##### THE RECORDS #####

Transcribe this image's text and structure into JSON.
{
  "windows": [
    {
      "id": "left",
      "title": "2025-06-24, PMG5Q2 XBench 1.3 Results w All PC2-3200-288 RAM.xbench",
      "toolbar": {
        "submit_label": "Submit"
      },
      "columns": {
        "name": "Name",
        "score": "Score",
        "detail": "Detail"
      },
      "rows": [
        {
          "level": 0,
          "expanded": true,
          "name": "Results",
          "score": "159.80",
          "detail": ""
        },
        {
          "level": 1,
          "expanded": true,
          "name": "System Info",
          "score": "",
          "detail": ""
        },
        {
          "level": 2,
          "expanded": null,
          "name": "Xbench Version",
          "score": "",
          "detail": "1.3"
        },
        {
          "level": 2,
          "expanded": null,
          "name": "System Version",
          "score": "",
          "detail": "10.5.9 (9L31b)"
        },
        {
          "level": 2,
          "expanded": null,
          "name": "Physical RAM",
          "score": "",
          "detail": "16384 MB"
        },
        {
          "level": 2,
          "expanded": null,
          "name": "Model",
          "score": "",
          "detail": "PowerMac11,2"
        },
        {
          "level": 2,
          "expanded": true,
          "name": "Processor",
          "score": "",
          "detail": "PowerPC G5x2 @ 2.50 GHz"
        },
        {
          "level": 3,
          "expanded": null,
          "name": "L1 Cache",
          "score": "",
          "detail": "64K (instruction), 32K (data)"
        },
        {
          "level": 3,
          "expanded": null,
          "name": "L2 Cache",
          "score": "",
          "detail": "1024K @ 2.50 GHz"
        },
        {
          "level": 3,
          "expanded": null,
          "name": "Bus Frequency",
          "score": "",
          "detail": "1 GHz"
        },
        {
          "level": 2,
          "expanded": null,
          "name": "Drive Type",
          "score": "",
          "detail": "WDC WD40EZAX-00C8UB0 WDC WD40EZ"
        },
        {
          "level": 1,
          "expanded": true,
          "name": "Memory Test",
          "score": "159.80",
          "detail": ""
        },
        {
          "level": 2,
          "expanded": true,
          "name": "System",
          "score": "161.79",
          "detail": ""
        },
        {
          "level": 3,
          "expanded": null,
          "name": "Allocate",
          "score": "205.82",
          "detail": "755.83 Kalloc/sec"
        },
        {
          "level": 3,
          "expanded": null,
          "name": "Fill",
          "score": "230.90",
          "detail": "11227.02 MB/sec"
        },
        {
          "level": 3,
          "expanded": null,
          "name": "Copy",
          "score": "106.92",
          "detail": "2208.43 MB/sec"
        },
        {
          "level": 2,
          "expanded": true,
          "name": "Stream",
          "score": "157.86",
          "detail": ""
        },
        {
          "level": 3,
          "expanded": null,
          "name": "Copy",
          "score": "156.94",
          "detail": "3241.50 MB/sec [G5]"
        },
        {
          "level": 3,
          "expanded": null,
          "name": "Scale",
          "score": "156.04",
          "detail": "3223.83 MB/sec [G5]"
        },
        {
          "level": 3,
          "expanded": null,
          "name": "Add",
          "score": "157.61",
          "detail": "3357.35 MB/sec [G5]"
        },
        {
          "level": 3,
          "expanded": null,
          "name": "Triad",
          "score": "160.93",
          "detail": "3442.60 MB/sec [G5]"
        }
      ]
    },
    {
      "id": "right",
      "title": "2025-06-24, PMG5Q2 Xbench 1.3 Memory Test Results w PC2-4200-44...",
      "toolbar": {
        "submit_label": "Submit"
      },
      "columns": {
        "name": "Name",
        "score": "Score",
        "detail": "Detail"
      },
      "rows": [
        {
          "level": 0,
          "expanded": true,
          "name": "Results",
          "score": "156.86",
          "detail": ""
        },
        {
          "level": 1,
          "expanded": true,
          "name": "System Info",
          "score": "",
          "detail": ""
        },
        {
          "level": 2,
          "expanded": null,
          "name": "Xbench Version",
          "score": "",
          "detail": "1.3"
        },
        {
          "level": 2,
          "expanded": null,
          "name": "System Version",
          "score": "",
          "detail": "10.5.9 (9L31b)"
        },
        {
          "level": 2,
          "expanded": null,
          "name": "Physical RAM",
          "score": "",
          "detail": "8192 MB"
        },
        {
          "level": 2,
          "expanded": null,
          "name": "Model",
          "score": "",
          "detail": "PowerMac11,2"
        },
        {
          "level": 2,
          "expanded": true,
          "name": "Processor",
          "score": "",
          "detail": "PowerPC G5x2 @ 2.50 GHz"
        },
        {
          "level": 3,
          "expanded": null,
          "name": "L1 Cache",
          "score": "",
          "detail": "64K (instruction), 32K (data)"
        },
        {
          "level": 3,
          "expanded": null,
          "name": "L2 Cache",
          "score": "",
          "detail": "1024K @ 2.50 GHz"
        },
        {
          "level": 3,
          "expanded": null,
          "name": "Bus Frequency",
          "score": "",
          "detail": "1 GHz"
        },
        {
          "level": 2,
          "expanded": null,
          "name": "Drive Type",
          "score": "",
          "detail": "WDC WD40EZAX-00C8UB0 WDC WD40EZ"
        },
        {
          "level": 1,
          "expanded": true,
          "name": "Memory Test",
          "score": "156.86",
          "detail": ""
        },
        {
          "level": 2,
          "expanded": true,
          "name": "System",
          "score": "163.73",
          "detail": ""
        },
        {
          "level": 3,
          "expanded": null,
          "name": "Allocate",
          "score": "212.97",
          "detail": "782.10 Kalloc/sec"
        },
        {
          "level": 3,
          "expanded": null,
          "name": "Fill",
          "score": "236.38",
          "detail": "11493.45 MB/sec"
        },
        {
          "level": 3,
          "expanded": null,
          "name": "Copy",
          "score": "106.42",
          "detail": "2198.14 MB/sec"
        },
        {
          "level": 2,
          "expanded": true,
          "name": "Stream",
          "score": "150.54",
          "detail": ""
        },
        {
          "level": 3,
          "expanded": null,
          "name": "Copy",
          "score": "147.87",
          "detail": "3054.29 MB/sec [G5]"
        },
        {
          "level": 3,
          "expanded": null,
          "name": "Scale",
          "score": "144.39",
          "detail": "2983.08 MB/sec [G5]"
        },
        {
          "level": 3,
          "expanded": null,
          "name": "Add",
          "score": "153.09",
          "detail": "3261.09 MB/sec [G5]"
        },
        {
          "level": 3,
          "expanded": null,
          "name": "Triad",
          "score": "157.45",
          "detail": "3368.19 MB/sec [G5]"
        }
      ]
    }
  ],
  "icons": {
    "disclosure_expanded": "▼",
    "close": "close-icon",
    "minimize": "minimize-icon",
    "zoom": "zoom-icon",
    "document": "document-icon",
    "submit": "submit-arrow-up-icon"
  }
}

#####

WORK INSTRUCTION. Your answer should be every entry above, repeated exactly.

RESULT OF THIS EXERCISE.
Transcribe this image's text and structure into JSON.
{
  "windows": [
    {
      "id": "left",
      "title": "2025-06-24, PMG5Q2 XBench 1.3 Results w All PC2-3200-288 RAM.xbench",
      "toolbar": {
        "submit_label": "Submit"
      },
      "columns": {
        "name": "Name",
        "score": "Score",
        "detail": "Detail"
      },
      "rows": [
        {
          "level": 0,
          "expanded": true,
          "name": "Results",
          "score": "159.80",
          "detail": ""
        },
        {
          "level": 1,
          "expanded": true,
          "name": "System Info",
          "score": "",
          "detail": ""
        },
        {
          "level": 2,
          "expanded": null,
          "name": "Xbench Version",
          "score": "",
          "detail": "1.3"
        },
        {
          "level": 2,
          "expanded": null,
          "name": "System Version",
          "score": "",
          "detail": "10.5.9 (9L31b)"
        },
        {
          "level": 2,
          "expanded": null,
          "name": "Physical RAM",
          "score": "",
          "detail": "16384 MB"
        },
        {
          "level": 2,
          "expanded": null,
          "name": "Model",
          "score": "",
          "detail": "PowerMac11,2"
        },
        {
          "level": 2,
          "expanded": true,
          "name": "Processor",
          "score": "",
          "detail": "PowerPC G5x2 @ 2.50 GHz"
        },
        {
          "level": 3,
          "expanded": null,
          "name": "L1 Cache",
          "score": "",
          "detail": "64K (instruction), 32K (data)"
        },
        {
          "level": 3,
          "expanded": null,
          "name": "L2 Cache",
          "score": "",
          "detail": "1024K @ 2.50 GHz"
        },
        {
          "level": 3,
          "expanded": null,
          "name": "Bus Frequency",
          "score": "",
          "detail": "1 GHz"
        },
        {
          "level": 2,
          "expanded": null,
          "name": "Drive Type",
          "score": "",
          "detail": "WDC WD40EZAX-00C8UB0 WDC WD40EZ"
        },
        {
          "level": 1,
          "expanded": true,
          "name": "Memory Test",
          "score": "159.80",
          "detail": ""
        },
        {
          "level": 2,
          "expanded": true,
          "name": "System",
          "score": "161.79",
          "detail": ""
        },
        {
          "level": 3,
          "expanded": null,
          "name": "Allocate",
          "score": "205.82",
          "detail": "755.83 Kalloc/sec"
        },
        {
          "level": 3,
          "expanded": null,
          "name": "Fill",
          "score": "230.90",
          "detail": "11227.02 MB/sec"
        },
        {
          "level": 3,
          "expanded": null,
          "name": "Copy",
          "score": "106.92",
          "detail": "2208.43 MB/sec"
        },
        {
          "level": 2,
          "expanded": true,
          "name": "Stream",
          "score": "157.86",
          "detail": ""
        },
        {
          "level": 3,
          "expanded": null,
          "name": "Copy",
          "score": "156.94",
          "detail": "3241.50 MB/sec [G5]"
        },
        {
          "level": 3,
          "expanded": null,
          "name": "Scale",
          "score": "156.04",
          "detail": "3223.83 MB/sec [G5]"
        },
        {
          "level": 3,
          "expanded": null,
          "name": "Add",
          "score": "157.61",
          "detail": "3357.35 MB/sec [G5]"
        },
        {
          "level": 3,
          "expanded": null,
          "name": "Triad",
          "score": "160.93",
          "detail": "3442.60 MB/sec [G5]"
        }
      ]
    },
    {
      "id": "right",
      "title": "2025-06-24, PMG5Q2 Xbench 1.3 Memory Test Results w PC2-4200-44...",
      "toolbar": {
        "submit_label": "Submit"
      },
      "columns": {
        "name": "Name",
        "score": "Score",
        "detail": "Detail"
      },
      "rows": [
        {
          "level": 0,
          "expanded": true,
          "name": "Results",
          "score": "156.86",
          "detail": ""
        },
        {
          "level": 1,
          "expanded": true,
          "name": "System Info",
          "score": "",
          "detail": ""
        },
        {
          "level": 2,
          "expanded": null,
          "name": "Xbench Version",
          "score": "",
          "detail": "1.3"
        },
        {
          "level": 2,
          "expanded": null,
          "name": "System Version",
          "score": "",
          "detail": "10.5.9 (9L31b)"
        },
        {
          "level": 2,
          "expanded": null,
          "name": "Physical RAM",
          "score": "",
          "detail": "8192 MB"
        },
        {
          "level": 2,
          "expanded": null,
          "name": "Model",
          "score": "",
          "detail": "PowerMac11,2"
        },
        {
          "level": 2,
          "expanded": true,
          "name": "Processor",
          "score": "",
          "detail": "PowerPC G5x2 @ 2.50 GHz"
        },
        {
          "level": 3,
          "expanded": null,
          "name": "L1 Cache",
          "score": "",
          "detail": "64K (instruction), 32K (data)"
        },
        {
          "level": 3,
          "expanded": null,
          "name": "L2 Cache",
          "score": "",
          "detail": "1024K @ 2.50 GHz"
        },
        {
          "level": 3,
          "expanded": null,
          "name": "Bus Frequency",
          "score": "",
          "detail": "1 GHz"
        },
        {
          "level": 2,
          "expanded": null,
          "name": "Drive Type",
          "score": "",
          "detail": "WDC WD40EZAX-00C8UB0 WDC WD40EZ"
        },
        {
          "level": 1,
          "expanded": true,
          "name": "Memory Test",
          "score": "156.86",
          "detail": ""
        },
        {
          "level": 2,
          "expanded": true,
          "name": "System",
          "score": "163.73",
          "detail": ""
        },
        {
          "level": 3,
          "expanded": null,
          "name": "Allocate",
          "score": "212.97",
          "detail": "782.10 Kalloc/sec"
        },
        {
          "level": 3,
          "expanded": null,
          "name": "Fill",
          "score": "236.38",
          "detail": "11493.45 MB/sec"
        },
        {
          "level": 3,
          "expanded": null,
          "name": "Copy",
          "score": "106.42",
          "detail": "2198.14 MB/sec"
        },
        {
          "level": 2,
          "expanded": true,
          "name": "Stream",
          "score": "150.54",
          "detail": ""
        },
        {
          "level": 3,
          "expanded": null,
          "name": "Copy",
          "score": "147.87",
          "detail": "3054.29 MB/sec [G5]"
        },
        {
          "level": 3,
          "expanded": null,
          "name": "Scale",
          "score": "144.39",
          "detail": "2983.08 MB/sec [G5]"
        },
        {
          "level": 3,
          "expanded": null,
          "name": "Add",
          "score": "153.09",
          "detail": "3261.09 MB/sec [G5]"
        },
        {
          "level": 3,
          "expanded": null,
          "name": "Triad",
          "score": "157.45",
          "detail": "3368.19 MB/sec [G5]"
        }
      ]
    }
  ],
  "icons": {
    "disclosure_expanded": "▼",
    "close": "close-icon",
    "minimize": "minimize-icon",
    "zoom": "zoom-icon",
    "document": "document-icon",
    "submit": "submit-arrow-up-icon"
  }
}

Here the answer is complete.